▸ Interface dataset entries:
▬▬▬▬▬▬▬▬▬▬

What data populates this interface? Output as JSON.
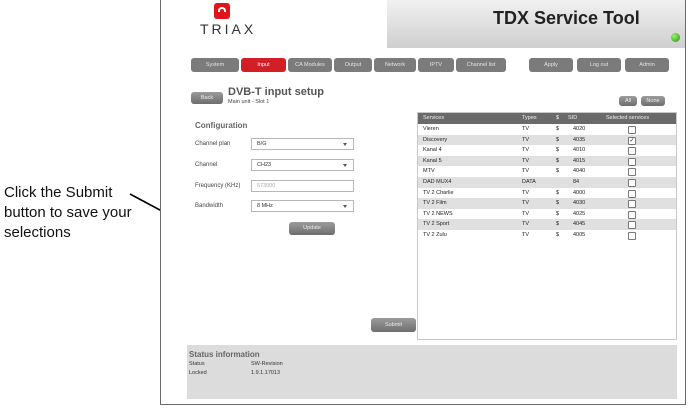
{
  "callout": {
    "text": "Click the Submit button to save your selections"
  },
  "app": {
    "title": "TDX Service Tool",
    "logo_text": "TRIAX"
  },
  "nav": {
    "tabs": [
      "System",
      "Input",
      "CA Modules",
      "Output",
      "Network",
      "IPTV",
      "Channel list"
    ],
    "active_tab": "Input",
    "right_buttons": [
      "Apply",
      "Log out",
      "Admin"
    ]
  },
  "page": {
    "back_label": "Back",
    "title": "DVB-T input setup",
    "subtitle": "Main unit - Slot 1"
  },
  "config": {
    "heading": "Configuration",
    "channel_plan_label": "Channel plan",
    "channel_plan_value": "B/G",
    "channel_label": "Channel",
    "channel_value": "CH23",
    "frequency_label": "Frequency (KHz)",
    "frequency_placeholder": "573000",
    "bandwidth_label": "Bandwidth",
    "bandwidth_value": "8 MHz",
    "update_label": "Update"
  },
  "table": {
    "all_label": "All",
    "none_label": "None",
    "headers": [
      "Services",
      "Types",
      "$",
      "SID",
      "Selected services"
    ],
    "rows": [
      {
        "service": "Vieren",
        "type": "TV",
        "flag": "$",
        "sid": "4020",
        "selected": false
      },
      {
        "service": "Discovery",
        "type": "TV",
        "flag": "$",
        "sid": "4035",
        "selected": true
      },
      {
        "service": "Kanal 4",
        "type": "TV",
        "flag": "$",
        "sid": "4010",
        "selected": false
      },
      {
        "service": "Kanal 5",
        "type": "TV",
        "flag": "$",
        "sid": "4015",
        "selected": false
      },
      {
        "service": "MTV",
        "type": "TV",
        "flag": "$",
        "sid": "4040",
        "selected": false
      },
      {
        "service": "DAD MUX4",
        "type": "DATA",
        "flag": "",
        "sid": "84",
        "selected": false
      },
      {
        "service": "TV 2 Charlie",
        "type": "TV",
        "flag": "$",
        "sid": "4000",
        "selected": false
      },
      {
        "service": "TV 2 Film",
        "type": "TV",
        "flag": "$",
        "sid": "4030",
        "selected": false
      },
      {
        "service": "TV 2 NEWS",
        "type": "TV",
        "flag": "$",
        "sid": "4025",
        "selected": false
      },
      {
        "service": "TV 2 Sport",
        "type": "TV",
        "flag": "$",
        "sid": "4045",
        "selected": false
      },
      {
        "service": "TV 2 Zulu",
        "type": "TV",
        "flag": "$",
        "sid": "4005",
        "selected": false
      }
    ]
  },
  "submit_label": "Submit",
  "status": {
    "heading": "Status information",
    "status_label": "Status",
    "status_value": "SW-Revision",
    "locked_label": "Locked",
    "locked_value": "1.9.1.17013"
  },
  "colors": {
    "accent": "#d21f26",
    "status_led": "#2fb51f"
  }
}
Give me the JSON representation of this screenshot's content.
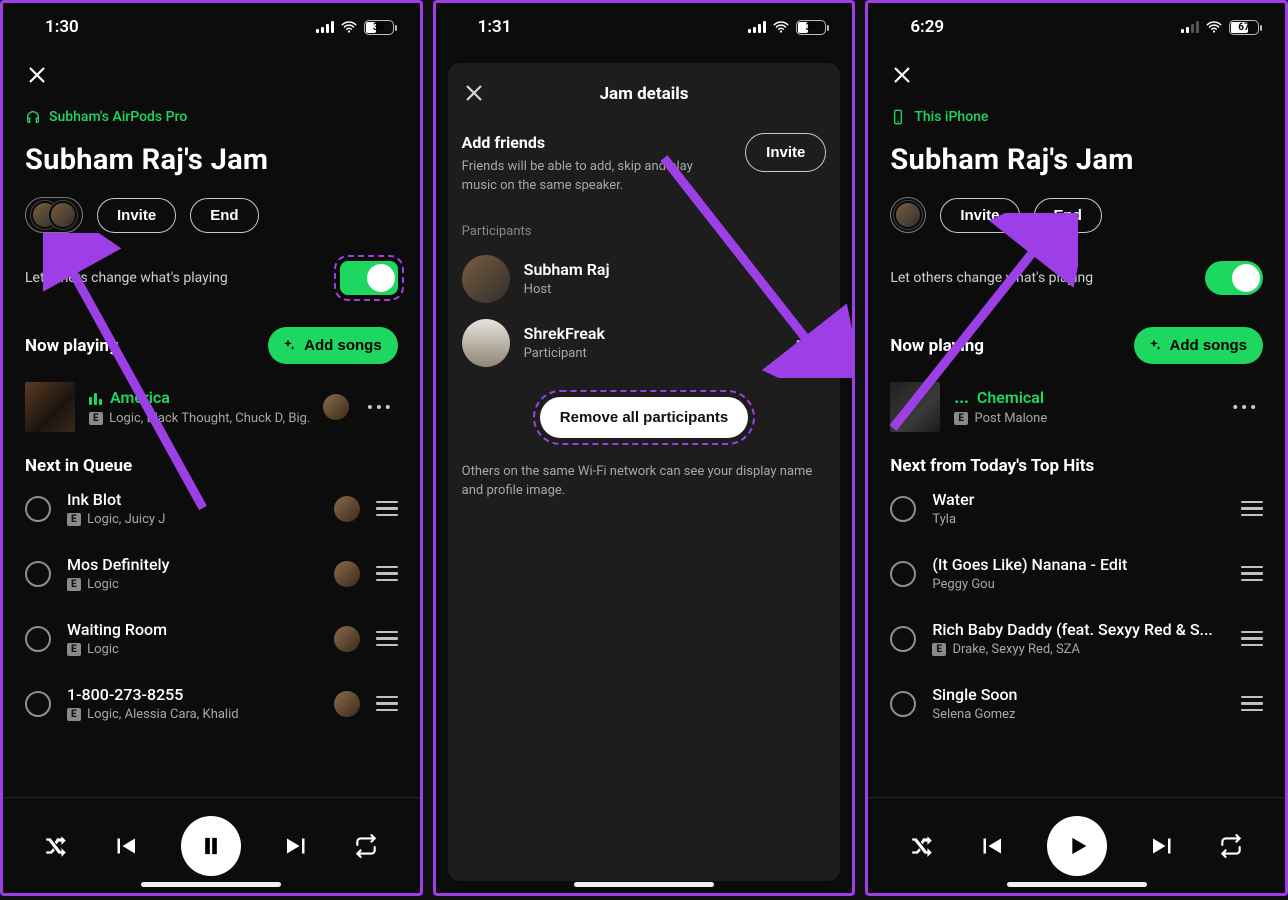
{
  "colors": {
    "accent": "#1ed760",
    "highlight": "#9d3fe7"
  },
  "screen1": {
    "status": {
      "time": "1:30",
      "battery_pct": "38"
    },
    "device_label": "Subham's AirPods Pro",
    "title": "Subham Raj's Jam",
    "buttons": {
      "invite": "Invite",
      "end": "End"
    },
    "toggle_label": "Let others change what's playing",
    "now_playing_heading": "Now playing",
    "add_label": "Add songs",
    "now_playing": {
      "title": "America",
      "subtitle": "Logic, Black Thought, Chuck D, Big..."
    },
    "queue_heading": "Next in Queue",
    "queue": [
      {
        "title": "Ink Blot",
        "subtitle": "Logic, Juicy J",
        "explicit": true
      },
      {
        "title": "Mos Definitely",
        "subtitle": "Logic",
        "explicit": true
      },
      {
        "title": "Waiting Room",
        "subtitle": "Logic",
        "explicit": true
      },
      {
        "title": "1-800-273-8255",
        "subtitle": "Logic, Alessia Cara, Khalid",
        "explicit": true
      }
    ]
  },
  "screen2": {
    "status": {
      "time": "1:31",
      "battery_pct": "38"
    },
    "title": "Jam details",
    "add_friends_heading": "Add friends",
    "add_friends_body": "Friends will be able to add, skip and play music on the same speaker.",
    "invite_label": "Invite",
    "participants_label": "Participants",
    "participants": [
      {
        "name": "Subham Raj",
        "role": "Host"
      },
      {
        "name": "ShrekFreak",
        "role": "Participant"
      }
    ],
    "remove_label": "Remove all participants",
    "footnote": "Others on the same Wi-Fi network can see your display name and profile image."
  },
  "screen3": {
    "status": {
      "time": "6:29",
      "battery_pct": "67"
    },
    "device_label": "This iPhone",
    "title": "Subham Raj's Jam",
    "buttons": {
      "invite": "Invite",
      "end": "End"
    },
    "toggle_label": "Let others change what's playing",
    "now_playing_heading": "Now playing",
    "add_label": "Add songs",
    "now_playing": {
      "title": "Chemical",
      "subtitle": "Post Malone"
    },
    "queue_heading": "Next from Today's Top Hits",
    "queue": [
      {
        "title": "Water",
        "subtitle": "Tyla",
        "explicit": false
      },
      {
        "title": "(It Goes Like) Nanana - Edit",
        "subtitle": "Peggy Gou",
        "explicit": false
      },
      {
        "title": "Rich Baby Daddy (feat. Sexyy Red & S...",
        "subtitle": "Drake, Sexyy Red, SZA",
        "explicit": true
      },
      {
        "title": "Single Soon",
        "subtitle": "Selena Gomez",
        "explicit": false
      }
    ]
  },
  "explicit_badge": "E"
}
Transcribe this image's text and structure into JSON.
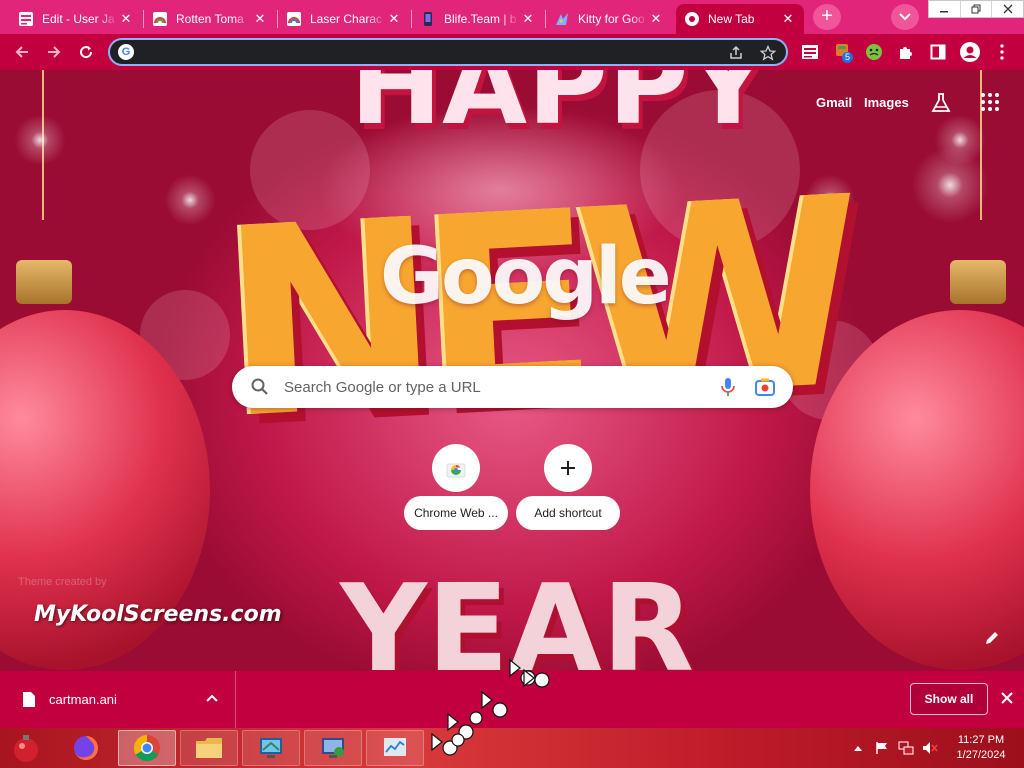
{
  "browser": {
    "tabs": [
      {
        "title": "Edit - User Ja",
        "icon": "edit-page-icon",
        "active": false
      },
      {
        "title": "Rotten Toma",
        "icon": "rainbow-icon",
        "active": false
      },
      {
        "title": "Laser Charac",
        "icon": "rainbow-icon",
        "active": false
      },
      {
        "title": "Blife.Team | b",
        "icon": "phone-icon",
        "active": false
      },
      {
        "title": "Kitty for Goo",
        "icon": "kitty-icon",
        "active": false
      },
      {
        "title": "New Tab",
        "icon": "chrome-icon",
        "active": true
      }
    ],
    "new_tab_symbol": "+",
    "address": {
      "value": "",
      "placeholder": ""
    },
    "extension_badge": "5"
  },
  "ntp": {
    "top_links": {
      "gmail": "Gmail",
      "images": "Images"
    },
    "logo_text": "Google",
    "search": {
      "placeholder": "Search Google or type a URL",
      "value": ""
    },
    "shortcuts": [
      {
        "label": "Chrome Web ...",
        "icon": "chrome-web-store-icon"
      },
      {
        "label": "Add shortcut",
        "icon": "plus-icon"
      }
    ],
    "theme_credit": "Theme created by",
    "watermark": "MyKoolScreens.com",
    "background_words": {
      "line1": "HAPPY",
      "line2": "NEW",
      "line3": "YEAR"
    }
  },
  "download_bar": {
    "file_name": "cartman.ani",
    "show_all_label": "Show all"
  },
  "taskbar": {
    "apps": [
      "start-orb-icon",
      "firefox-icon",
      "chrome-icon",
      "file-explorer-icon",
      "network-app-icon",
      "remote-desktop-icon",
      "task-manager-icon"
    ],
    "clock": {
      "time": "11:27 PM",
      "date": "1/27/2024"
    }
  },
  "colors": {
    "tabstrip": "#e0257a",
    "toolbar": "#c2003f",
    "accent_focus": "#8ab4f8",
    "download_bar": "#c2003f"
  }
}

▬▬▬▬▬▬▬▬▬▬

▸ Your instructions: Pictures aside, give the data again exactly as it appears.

▸ Written solution:
What data populates this interface? Output as JSON.
{
  "callout": {
    "text": "Click the Submit button to save your selections"
  },
  "app": {
    "title": "TDX Service Tool",
    "logo_text": "TRIAX"
  },
  "nav": {
    "tabs": [
      "System",
      "Input",
      "CA Modules",
      "Output",
      "Network",
      "IPTV",
      "Channel list"
    ],
    "active_tab": "Input",
    "right_buttons": [
      "Apply",
      "Log out",
      "Admin"
    ]
  },
  "page": {
    "back_label": "Back",
    "title": "DVB-T input setup",
    "subtitle": "Main unit - Slot 1"
  },
  "config": {
    "heading": "Configuration",
    "channel_plan_label": "Channel plan",
    "channel_plan_value": "B/G",
    "channel_label": "Channel",
    "channel_value": "CH23",
    "frequency_label": "Frequency (KHz)",
    "frequency_placeholder": "573000",
    "bandwidth_label": "Bandwidth",
    "bandwidth_value": "8 MHz",
    "update_label": "Update"
  },
  "table": {
    "all_label": "All",
    "none_label": "None",
    "headers": [
      "Services",
      "Types",
      "$",
      "SID",
      "Selected services"
    ],
    "rows": [
      {
        "service": "Vieren",
        "type": "TV",
        "flag": "$",
        "sid": "4020",
        "selected": false
      },
      {
        "service": "Discovery",
        "type": "TV",
        "flag": "$",
        "sid": "4035",
        "selected": true
      },
      {
        "service": "Kanal 4",
        "type": "TV",
        "flag": "$",
        "sid": "4010",
        "selected": false
      },
      {
        "service": "Kanal 5",
        "type": "TV",
        "flag": "$",
        "sid": "4015",
        "selected": false
      },
      {
        "service": "MTV",
        "type": "TV",
        "flag": "$",
        "sid": "4040",
        "selected": false
      },
      {
        "service": "DAD MUX4",
        "type": "DATA",
        "flag": "",
        "sid": "84",
        "selected": false
      },
      {
        "service": "TV 2 Charlie",
        "type": "TV",
        "flag": "$",
        "sid": "4000",
        "selected": false
      },
      {
        "service": "TV 2 Film",
        "type": "TV",
        "flag": "$",
        "sid": "4030",
        "selected": false
      },
      {
        "service": "TV 2 NEWS",
        "type": "TV",
        "flag": "$",
        "sid": "4025",
        "selected": false
      },
      {
        "service": "TV 2 Sport",
        "type": "TV",
        "flag": "$",
        "sid": "4045",
        "selected": false
      },
      {
        "service": "TV 2 Zulu",
        "type": "TV",
        "flag": "$",
        "sid": "4005",
        "selected": false
      }
    ]
  },
  "submit_label": "Submit",
  "status": {
    "heading": "Status information",
    "status_label": "Status",
    "status_value": "SW-Revision",
    "locked_label": "Locked",
    "locked_value": "1.9.1.17013"
  },
  "colors": {
    "accent": "#d21f26",
    "status_led": "#2fb51f"
  }
}
Give me the JSON representation of this screenshot's content.
{
  "colors": {
    "accent": "#1ed760",
    "highlight": "#9d3fe7"
  },
  "screen1": {
    "status": {
      "time": "1:30",
      "battery_pct": "38"
    },
    "device_label": "Subham's AirPods Pro",
    "title": "Subham Raj's Jam",
    "buttons": {
      "invite": "Invite",
      "end": "End"
    },
    "toggle_label": "Let others change what's playing",
    "now_playing_heading": "Now playing",
    "add_label": "Add songs",
    "now_playing": {
      "title": "America",
      "subtitle": "Logic, Black Thought, Chuck D, Big..."
    },
    "queue_heading": "Next in Queue",
    "queue": [
      {
        "title": "Ink Blot",
        "subtitle": "Logic, Juicy J",
        "explicit": true
      },
      {
        "title": "Mos Definitely",
        "subtitle": "Logic",
        "explicit": true
      },
      {
        "title": "Waiting Room",
        "subtitle": "Logic",
        "explicit": true
      },
      {
        "title": "1-800-273-8255",
        "subtitle": "Logic, Alessia Cara, Khalid",
        "explicit": true
      }
    ]
  },
  "screen2": {
    "status": {
      "time": "1:31",
      "battery_pct": "38"
    },
    "title": "Jam details",
    "add_friends_heading": "Add friends",
    "add_friends_body": "Friends will be able to add, skip and play music on the same speaker.",
    "invite_label": "Invite",
    "participants_label": "Participants",
    "participants": [
      {
        "name": "Subham Raj",
        "role": "Host"
      },
      {
        "name": "ShrekFreak",
        "role": "Participant"
      }
    ],
    "remove_label": "Remove all participants",
    "footnote": "Others on the same Wi-Fi network can see your display name and profile image."
  },
  "screen3": {
    "status": {
      "time": "6:29",
      "battery_pct": "67"
    },
    "device_label": "This iPhone",
    "title": "Subham Raj's Jam",
    "buttons": {
      "invite": "Invite",
      "end": "End"
    },
    "toggle_label": "Let others change what's playing",
    "now_playing_heading": "Now playing",
    "add_label": "Add songs",
    "now_playing": {
      "title": "Chemical",
      "subtitle": "Post Malone"
    },
    "queue_heading": "Next from Today's Top Hits",
    "queue": [
      {
        "title": "Water",
        "subtitle": "Tyla",
        "explicit": false
      },
      {
        "title": "(It Goes Like) Nanana - Edit",
        "subtitle": "Peggy Gou",
        "explicit": false
      },
      {
        "title": "Rich Baby Daddy (feat. Sexyy Red & S...",
        "subtitle": "Drake, Sexyy Red, SZA",
        "explicit": true
      },
      {
        "title": "Single Soon",
        "subtitle": "Selena Gomez",
        "explicit": false
      }
    ]
  },
  "explicit_badge": "E"
}
Transcribe this image's text and structure into JSON.
{
  "browser": {
    "tabs": [
      {
        "title": "Edit - User Ja",
        "icon": "edit-page-icon",
        "active": false
      },
      {
        "title": "Rotten Toma",
        "icon": "rainbow-icon",
        "active": false
      },
      {
        "title": "Laser Charac",
        "icon": "rainbow-icon",
        "active": false
      },
      {
        "title": "Blife.Team | b",
        "icon": "phone-icon",
        "active": false
      },
      {
        "title": "Kitty for Goo",
        "icon": "kitty-icon",
        "active": false
      },
      {
        "title": "New Tab",
        "icon": "chrome-icon",
        "active": true
      }
    ],
    "new_tab_symbol": "+",
    "address": {
      "value": "",
      "placeholder": ""
    },
    "extension_badge": "5"
  },
  "ntp": {
    "top_links": {
      "gmail": "Gmail",
      "images": "Images"
    },
    "logo_text": "Google",
    "search": {
      "placeholder": "Search Google or type a URL",
      "value": ""
    },
    "shortcuts": [
      {
        "label": "Chrome Web ...",
        "icon": "chrome-web-store-icon"
      },
      {
        "label": "Add shortcut",
        "icon": "plus-icon"
      }
    ],
    "theme_credit": "Theme created by",
    "watermark": "MyKoolScreens.com",
    "background_words": {
      "line1": "HAPPY",
      "line2": "NEW",
      "line3": "YEAR"
    }
  },
  "download_bar": {
    "file_name": "cartman.ani",
    "show_all_label": "Show all"
  },
  "taskbar": {
    "apps": [
      "start-orb-icon",
      "firefox-icon",
      "chrome-icon",
      "file-explorer-icon",
      "network-app-icon",
      "remote-desktop-icon",
      "task-manager-icon"
    ],
    "clock": {
      "time": "11:27 PM",
      "date": "1/27/2024"
    }
  },
  "colors": {
    "tabstrip": "#e0257a",
    "toolbar": "#c2003f",
    "accent_focus": "#8ab4f8",
    "download_bar": "#c2003f"
  }
}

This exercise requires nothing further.